**What needs to be done**. From the entries that follow, list every line in which the string "JSON" appears.

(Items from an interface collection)

[Start of section]

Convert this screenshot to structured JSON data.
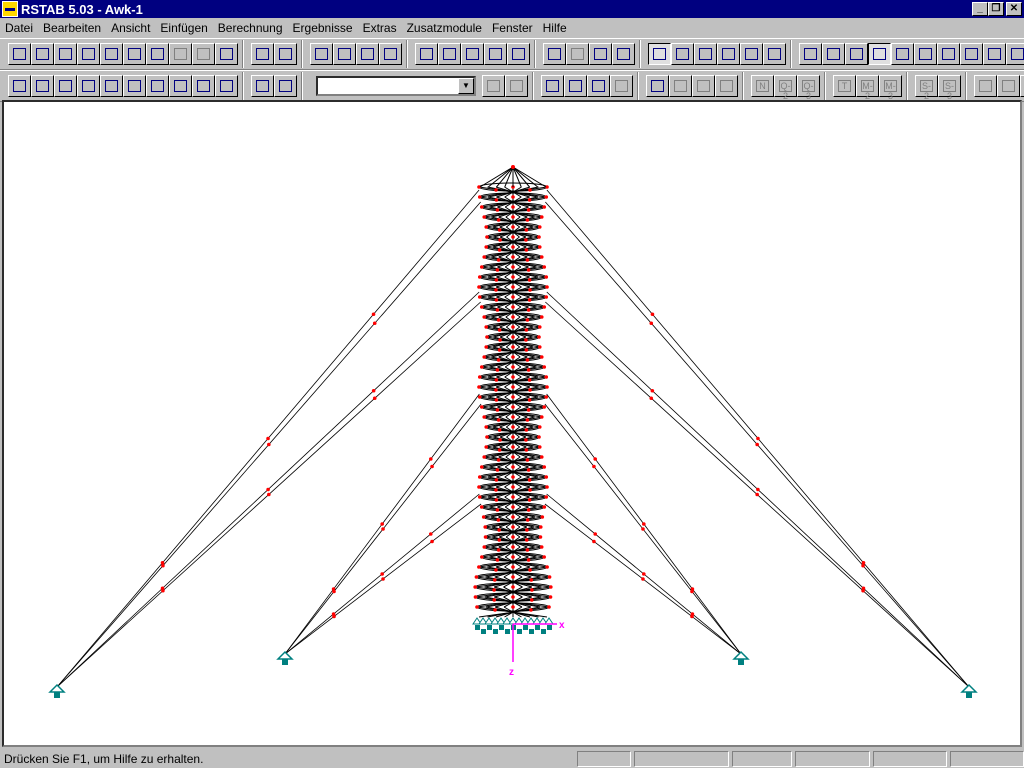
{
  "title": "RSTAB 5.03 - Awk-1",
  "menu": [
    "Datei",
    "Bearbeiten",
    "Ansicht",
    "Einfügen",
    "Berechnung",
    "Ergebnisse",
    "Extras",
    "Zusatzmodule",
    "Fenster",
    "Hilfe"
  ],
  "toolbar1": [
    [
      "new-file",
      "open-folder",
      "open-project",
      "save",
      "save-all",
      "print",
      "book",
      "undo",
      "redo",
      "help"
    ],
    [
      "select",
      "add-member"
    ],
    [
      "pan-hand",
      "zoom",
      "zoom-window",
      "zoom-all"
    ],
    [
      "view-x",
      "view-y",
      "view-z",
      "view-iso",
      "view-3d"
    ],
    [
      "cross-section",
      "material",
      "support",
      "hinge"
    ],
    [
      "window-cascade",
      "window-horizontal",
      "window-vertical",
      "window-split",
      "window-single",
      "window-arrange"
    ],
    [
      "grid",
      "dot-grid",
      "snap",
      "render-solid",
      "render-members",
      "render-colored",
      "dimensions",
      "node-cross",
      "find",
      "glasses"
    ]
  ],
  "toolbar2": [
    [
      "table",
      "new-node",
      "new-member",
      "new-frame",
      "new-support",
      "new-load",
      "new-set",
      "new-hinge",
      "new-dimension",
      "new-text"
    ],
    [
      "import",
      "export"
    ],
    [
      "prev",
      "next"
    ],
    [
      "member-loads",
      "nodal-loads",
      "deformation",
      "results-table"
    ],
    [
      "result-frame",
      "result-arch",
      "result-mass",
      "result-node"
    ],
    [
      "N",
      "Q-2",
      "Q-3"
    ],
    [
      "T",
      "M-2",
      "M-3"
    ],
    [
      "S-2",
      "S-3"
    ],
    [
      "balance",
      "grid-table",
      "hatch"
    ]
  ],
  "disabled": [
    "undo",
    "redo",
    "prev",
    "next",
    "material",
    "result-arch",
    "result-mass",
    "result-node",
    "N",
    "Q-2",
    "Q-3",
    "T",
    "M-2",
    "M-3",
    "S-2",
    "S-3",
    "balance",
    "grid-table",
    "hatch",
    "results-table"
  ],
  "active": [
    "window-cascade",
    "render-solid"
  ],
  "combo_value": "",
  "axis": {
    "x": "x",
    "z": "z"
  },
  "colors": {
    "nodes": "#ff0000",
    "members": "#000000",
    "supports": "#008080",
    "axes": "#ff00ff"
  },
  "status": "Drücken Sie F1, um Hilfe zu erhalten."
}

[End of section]
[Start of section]

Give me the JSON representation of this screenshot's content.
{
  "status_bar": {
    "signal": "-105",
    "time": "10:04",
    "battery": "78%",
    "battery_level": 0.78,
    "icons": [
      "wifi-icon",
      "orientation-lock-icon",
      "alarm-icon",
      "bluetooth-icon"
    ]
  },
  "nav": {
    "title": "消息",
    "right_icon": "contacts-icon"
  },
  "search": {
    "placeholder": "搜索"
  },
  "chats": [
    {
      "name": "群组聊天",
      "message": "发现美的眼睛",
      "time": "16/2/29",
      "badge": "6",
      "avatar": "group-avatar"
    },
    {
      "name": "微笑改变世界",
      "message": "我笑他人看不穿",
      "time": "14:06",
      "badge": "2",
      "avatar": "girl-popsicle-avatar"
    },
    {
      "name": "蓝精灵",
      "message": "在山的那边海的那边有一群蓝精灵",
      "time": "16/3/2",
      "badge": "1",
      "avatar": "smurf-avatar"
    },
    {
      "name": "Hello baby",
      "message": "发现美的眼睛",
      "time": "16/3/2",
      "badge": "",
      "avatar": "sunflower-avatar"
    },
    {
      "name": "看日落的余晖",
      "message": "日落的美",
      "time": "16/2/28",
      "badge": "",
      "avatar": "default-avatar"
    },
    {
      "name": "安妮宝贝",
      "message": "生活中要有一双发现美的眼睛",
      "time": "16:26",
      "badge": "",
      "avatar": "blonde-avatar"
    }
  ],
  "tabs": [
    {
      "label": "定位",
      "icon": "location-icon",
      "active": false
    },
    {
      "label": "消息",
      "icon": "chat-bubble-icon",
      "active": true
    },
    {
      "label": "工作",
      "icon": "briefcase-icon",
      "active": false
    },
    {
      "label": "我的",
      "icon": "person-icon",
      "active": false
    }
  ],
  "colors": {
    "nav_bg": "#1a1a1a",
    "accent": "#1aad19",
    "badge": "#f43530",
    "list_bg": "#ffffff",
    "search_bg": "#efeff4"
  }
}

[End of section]
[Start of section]

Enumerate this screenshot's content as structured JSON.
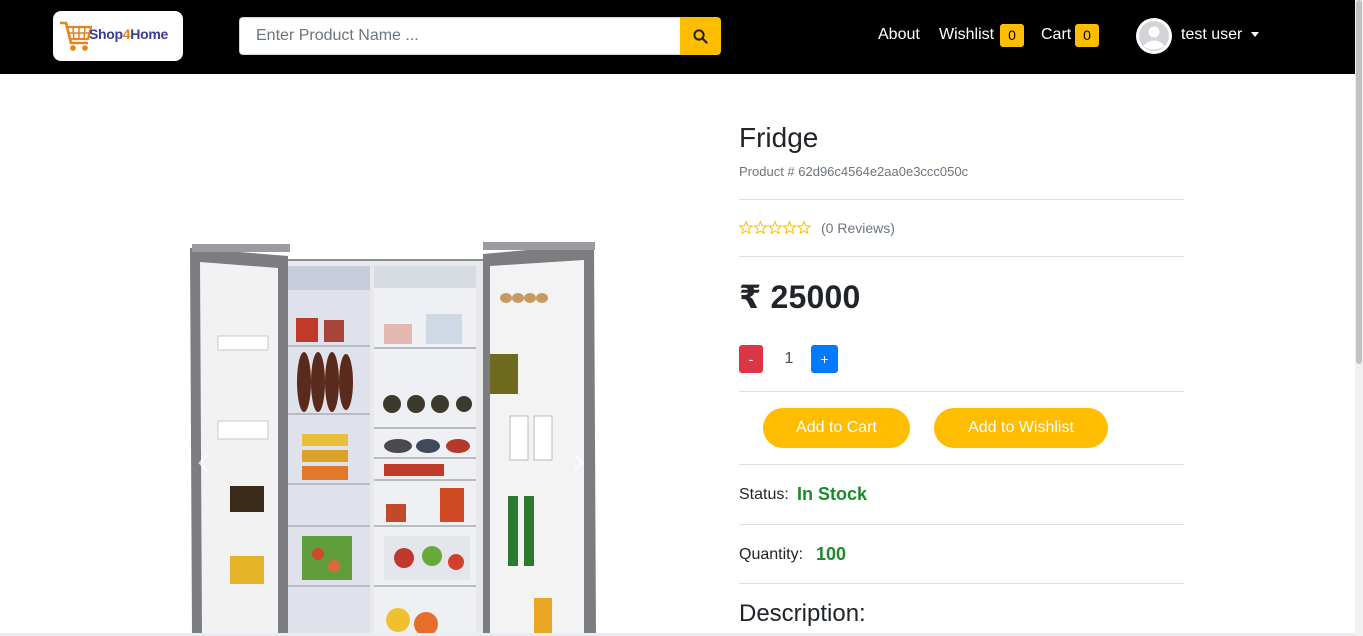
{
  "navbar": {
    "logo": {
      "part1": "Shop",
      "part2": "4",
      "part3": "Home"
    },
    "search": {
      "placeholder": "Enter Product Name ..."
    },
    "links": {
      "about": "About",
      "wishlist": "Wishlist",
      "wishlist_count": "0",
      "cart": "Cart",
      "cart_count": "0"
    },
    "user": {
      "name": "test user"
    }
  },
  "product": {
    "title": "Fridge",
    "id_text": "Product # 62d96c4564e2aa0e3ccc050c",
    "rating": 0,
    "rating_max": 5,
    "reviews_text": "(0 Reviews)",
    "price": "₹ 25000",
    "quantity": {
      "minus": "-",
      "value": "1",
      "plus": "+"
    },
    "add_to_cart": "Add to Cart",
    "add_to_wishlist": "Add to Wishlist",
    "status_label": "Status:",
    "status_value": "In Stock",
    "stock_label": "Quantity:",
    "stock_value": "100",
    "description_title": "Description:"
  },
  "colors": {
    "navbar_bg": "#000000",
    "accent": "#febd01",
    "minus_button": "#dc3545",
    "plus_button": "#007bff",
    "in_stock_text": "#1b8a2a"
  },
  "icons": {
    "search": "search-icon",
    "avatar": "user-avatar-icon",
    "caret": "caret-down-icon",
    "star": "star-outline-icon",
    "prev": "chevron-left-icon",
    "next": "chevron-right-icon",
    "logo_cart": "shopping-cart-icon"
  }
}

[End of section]

**Exercise solution**.
Convert this screenshot to structured JSON data.
Give me the JSON representation of this screenshot's content.
Enumerate this screenshot's content as structured JSON.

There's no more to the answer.